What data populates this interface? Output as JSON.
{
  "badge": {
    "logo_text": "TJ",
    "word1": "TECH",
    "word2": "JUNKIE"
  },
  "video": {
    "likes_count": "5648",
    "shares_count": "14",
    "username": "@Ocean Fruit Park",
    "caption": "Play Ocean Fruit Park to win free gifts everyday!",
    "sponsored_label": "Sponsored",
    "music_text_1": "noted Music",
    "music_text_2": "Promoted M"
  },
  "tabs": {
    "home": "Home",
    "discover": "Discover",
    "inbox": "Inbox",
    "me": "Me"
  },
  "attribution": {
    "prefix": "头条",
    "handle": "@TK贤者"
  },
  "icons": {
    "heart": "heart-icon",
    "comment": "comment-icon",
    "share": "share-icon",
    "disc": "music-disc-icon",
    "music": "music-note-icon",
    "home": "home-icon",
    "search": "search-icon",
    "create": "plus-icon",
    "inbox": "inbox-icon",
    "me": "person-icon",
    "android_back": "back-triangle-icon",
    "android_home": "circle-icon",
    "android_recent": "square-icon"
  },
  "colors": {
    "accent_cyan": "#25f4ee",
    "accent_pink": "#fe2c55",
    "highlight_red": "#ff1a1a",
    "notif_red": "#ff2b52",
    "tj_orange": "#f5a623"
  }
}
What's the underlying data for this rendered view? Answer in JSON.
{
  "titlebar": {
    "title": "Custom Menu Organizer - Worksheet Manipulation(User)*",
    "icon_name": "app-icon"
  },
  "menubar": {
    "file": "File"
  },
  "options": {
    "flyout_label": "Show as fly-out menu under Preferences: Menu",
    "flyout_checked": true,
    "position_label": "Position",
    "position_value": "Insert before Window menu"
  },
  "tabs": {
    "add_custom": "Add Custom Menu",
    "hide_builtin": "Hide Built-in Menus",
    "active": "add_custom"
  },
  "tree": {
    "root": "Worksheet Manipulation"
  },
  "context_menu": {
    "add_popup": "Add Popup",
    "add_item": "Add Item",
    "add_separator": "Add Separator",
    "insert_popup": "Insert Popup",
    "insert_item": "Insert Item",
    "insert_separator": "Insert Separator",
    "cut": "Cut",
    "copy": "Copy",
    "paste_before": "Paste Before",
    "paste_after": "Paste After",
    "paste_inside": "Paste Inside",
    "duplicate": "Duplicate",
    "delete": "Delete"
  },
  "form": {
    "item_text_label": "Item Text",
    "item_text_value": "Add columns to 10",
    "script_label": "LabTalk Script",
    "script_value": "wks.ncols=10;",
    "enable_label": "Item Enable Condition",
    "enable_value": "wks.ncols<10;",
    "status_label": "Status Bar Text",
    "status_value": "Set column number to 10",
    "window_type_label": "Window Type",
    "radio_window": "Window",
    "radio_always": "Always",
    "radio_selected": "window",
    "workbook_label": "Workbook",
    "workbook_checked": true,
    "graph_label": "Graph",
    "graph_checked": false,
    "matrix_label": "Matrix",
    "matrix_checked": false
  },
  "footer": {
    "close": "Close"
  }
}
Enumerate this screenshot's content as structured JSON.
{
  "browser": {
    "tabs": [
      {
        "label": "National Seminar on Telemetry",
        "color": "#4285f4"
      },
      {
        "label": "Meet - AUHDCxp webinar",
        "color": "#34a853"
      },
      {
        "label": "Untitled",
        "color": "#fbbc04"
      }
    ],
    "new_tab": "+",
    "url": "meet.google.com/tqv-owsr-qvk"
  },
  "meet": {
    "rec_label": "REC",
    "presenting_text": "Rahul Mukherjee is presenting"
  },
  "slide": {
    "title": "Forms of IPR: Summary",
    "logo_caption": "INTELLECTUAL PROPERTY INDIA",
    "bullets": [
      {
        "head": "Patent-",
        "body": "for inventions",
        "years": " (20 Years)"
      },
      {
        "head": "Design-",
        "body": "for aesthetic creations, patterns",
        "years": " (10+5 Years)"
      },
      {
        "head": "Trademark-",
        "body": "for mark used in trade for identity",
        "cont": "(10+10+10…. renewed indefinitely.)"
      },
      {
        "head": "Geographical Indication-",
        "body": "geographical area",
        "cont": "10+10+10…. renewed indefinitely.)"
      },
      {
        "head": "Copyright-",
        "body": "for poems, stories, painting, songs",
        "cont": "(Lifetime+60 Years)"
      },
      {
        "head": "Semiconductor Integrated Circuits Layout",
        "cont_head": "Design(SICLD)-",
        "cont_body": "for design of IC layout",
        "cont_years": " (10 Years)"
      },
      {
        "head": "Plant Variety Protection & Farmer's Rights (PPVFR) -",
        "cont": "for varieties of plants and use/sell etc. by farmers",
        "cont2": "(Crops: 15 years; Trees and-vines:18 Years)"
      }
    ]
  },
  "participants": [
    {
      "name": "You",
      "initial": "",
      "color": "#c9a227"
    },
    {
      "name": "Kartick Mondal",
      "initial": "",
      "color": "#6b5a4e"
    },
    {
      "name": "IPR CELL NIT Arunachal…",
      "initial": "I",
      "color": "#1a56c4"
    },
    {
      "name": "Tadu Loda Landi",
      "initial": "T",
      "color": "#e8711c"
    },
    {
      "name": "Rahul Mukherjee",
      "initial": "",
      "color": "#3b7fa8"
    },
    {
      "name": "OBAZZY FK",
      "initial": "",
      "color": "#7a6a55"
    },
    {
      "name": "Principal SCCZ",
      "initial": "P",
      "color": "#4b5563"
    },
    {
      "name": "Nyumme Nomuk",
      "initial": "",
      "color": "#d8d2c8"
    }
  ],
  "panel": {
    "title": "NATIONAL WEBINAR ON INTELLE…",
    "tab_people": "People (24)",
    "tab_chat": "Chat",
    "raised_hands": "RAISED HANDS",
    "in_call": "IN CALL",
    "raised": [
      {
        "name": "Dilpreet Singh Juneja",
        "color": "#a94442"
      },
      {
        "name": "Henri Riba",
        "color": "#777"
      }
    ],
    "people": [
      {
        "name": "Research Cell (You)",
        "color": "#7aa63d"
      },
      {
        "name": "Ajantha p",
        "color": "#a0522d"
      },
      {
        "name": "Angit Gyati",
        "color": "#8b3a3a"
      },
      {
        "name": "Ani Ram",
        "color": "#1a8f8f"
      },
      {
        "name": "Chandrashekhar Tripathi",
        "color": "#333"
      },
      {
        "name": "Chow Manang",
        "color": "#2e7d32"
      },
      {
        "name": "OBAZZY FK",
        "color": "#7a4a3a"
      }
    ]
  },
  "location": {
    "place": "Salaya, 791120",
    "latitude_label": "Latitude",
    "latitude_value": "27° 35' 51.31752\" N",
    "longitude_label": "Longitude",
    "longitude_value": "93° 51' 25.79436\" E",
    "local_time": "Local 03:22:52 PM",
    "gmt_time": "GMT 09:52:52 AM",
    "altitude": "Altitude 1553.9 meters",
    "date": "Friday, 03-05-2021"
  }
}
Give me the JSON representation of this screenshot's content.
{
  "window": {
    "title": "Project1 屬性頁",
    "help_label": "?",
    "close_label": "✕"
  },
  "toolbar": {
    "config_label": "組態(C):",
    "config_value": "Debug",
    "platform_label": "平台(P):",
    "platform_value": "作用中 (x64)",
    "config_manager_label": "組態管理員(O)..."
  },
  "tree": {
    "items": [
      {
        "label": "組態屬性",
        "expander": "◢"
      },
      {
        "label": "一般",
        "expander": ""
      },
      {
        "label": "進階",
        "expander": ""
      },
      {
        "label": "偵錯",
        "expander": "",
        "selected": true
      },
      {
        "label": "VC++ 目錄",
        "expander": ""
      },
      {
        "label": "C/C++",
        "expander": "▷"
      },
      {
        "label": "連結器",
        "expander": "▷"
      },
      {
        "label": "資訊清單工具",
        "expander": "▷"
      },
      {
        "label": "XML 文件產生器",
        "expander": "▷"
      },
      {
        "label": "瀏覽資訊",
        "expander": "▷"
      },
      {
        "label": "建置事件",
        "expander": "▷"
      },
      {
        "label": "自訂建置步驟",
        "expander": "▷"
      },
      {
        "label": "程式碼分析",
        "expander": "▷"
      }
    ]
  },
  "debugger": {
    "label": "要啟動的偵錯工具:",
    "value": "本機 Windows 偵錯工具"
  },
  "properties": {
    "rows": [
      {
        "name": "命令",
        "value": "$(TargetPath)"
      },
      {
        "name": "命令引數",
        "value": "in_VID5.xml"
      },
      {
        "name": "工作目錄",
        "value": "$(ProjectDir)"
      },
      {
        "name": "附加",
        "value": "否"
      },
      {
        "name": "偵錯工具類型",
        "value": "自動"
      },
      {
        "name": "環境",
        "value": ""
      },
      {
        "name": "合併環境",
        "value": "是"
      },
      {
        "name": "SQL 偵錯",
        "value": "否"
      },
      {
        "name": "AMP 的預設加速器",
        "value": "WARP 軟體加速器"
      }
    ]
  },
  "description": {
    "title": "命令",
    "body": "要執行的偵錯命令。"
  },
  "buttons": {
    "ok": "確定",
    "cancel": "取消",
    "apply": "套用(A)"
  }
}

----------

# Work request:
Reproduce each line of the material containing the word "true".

# Expected output:
    "flyout_checked": true,
    "workbook_checked": true,
        "selected": true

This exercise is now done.